Word and image are combined here to create a poem-picture in the classical style. Two phrases (kurete yuku and shiranu domo) allude to a waka included in the Shin Kokinshu:
haru no minato wa
kasumi ni otsuru
Uji no shibabune
As spring comes to an end
I don't know where it is going
But now I feel it is like
the faggot-laden boats tumbling into the mist
on the Uji River
The imagery on the box complements the poem. On the lid, for example, low hills are shrouded in bands of mist. Cherry trees have begun to lose their petals and bundles of faggots lie on the ground, waiting to be shipped downstream. The Uji River, signalled by the familiar bridge on the front of the box, runs around all four sides. The image of faggot-laden boats is realized in three-dimensional form as soft-metal attachments drifting on the river on both of the long sides.

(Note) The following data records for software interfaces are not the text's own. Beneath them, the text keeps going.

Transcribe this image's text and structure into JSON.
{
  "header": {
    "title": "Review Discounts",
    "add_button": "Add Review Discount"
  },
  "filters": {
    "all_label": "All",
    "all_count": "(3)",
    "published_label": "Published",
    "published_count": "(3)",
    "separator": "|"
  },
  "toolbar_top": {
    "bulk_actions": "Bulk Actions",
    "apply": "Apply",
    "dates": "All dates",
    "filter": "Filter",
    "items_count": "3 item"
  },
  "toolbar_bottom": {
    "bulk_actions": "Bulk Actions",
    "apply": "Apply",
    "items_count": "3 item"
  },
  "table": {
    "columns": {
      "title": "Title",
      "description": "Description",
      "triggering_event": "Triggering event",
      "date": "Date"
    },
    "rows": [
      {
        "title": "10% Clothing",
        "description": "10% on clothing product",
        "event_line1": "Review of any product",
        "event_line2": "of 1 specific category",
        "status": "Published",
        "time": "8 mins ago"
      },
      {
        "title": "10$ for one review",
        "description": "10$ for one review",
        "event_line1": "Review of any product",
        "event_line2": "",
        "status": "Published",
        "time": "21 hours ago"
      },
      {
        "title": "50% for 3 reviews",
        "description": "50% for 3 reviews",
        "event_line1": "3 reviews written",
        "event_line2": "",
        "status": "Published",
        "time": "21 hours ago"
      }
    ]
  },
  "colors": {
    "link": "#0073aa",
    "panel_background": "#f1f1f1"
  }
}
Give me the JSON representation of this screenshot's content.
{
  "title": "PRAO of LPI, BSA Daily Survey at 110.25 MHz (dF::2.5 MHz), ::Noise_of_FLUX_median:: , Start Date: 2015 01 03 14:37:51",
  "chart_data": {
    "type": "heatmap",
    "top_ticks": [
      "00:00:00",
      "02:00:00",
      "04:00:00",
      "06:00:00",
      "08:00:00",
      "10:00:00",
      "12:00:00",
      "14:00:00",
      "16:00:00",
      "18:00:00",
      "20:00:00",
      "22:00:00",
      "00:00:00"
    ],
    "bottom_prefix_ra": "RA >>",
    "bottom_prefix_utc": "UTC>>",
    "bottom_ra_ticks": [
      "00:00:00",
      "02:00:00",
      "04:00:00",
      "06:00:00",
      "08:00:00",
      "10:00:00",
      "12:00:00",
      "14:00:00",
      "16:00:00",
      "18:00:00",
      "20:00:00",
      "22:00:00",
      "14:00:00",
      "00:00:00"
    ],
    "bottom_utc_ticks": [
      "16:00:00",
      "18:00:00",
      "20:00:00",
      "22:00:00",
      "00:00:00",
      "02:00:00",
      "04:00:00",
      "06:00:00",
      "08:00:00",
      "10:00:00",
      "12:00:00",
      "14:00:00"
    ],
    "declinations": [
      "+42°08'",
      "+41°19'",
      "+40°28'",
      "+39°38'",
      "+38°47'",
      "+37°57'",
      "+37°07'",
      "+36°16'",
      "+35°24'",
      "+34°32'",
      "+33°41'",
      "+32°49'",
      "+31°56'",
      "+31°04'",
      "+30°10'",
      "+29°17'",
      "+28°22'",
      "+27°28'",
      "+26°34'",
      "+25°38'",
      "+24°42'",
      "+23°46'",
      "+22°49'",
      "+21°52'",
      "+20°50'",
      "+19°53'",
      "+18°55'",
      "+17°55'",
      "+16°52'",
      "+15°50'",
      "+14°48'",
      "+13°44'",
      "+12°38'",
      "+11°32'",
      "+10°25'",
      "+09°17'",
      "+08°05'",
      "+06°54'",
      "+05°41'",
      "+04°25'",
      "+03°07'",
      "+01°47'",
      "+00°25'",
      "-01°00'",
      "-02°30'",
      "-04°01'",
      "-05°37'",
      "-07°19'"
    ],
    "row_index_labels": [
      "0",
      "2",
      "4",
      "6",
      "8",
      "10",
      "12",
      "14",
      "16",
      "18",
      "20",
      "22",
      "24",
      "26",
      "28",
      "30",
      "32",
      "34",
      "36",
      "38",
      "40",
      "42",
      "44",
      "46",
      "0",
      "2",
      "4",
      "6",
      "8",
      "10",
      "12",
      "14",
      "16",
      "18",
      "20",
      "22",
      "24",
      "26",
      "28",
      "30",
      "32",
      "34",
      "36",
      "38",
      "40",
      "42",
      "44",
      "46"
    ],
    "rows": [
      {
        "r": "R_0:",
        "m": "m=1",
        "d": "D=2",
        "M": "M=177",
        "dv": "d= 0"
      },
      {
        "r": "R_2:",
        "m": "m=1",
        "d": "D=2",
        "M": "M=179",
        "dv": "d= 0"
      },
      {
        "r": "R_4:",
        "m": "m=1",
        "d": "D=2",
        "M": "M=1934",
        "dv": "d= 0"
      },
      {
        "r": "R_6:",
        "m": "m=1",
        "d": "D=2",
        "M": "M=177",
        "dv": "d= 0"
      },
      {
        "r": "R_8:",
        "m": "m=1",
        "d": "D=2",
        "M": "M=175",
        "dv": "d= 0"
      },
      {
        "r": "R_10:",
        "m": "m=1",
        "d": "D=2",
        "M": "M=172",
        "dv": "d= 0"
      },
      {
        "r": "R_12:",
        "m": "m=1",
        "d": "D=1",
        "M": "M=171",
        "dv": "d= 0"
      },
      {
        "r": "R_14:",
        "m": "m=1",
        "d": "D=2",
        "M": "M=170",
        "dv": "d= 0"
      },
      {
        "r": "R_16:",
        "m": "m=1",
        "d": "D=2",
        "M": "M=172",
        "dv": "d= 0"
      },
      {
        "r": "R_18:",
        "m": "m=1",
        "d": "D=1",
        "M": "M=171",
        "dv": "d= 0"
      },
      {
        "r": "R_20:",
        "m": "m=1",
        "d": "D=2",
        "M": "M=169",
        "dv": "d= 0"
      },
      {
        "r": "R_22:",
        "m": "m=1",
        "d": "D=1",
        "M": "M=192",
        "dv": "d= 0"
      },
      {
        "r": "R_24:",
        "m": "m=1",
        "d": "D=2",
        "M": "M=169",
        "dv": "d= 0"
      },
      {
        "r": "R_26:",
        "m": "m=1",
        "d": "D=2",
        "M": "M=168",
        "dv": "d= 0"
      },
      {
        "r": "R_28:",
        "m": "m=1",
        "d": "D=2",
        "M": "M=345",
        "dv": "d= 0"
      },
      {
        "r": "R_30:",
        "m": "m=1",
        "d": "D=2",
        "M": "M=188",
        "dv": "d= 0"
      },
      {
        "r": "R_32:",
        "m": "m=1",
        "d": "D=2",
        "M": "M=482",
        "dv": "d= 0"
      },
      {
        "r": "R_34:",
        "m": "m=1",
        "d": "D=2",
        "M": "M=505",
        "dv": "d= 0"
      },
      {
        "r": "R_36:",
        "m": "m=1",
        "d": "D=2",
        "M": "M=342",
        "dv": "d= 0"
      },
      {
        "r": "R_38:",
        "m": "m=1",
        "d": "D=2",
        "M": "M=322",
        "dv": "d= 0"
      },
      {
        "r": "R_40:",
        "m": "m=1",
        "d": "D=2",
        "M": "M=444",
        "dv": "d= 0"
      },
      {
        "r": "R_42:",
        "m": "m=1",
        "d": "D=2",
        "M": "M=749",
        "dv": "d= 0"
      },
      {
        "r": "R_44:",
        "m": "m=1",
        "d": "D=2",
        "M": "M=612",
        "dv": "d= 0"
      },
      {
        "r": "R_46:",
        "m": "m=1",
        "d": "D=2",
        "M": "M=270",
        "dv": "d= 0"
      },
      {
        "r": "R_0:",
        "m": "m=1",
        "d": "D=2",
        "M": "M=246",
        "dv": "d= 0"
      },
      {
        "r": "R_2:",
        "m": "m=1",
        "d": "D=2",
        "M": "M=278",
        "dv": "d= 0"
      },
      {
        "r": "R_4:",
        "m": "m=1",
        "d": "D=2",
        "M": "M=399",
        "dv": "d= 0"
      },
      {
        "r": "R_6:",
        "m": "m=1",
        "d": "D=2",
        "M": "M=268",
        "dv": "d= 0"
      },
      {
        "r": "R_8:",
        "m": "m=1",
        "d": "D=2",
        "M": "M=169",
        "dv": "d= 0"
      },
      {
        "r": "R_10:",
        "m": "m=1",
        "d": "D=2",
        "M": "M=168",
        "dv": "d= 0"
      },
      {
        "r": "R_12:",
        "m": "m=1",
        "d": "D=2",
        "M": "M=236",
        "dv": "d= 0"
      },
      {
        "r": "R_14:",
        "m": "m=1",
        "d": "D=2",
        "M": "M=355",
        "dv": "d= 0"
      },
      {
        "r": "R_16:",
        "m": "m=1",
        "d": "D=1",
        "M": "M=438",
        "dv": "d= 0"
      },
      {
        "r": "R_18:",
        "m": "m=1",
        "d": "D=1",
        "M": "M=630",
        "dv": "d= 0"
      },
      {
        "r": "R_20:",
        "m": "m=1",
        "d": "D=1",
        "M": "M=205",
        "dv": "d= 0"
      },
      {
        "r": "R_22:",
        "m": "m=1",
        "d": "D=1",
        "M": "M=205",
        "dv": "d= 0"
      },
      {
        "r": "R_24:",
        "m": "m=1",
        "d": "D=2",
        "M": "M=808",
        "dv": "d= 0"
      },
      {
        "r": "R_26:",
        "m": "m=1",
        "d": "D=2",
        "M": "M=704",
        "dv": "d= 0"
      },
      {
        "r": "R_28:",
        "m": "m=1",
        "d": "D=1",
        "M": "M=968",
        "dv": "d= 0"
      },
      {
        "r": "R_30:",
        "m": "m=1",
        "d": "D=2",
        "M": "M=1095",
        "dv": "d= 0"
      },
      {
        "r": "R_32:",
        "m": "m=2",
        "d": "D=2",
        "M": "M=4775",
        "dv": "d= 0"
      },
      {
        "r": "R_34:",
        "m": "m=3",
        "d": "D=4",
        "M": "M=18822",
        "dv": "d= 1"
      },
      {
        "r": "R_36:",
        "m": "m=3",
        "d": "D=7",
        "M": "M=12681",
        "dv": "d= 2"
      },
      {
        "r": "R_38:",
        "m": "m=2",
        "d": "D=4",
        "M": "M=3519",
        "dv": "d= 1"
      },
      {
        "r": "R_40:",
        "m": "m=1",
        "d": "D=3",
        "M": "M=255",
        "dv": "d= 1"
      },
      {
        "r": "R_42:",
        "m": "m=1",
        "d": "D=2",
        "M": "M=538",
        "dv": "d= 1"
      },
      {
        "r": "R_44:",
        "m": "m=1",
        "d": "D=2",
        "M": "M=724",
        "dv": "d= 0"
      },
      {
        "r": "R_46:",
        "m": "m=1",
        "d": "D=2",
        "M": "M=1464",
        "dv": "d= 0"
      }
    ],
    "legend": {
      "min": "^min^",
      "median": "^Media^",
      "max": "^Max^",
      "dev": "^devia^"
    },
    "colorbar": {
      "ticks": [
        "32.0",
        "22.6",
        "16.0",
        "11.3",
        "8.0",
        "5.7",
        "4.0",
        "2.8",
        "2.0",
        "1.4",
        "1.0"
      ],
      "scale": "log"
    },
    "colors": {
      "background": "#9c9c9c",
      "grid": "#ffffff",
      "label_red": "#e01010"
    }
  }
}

The poem is by Jakuren (ca. 1139-1202), a Buddhist priest and classical poet who helped compile the Shin Kokinshu, the eighth imperial poetry anthology, completed in 1205. His lay name was Sadanaga, and he was adopted as a child by his uncle, the famous court poet Fujiwara no Toshinari (Shunzei). Eventually he took holy orders, but throughout his life he remained active in court poetry gatherings and also traveled extensively. His best poems evoke an atmosphere of loneliness (sabi) and he is thought to have written some of the most memorable verses of his day.
The lacquer artist Ogawa Shomin was born in Tokyo, the son of a maker of metal fittings. In 1862, however, at age fifteen, he began to study lacquer with Nakayama Komin. (See lots ---and ---). He also studied briefly with the Rimpa painter Ikeda Koson (1801-1866). Shomin traveled to Philadelphia in 1876 for the Centennial Exposition. Subsequently, after viewing eighth-century lacquers in the Shosoin collection, he became interested in reviving classical lacquer styles and played an active role in the mid-Meiji revival of traditional lacquers. In 1890, when the Tokyo School of Fine Arts was founded, it included a lacquer department whose existence legitimized this craft as an art form. Shomin became the first head of this influential department. At about the same time he was also one of thirty leading lacquer artists who helped found the Japan Lacquer Industry Society with the idea of improving the standards of their craft.
1. Arakawa Hirokazu, Kindai Nihon no shikkogei (Japanese lacquer art of recent times) (Kyoto: Kyoto Shoin, 1985), p. 271.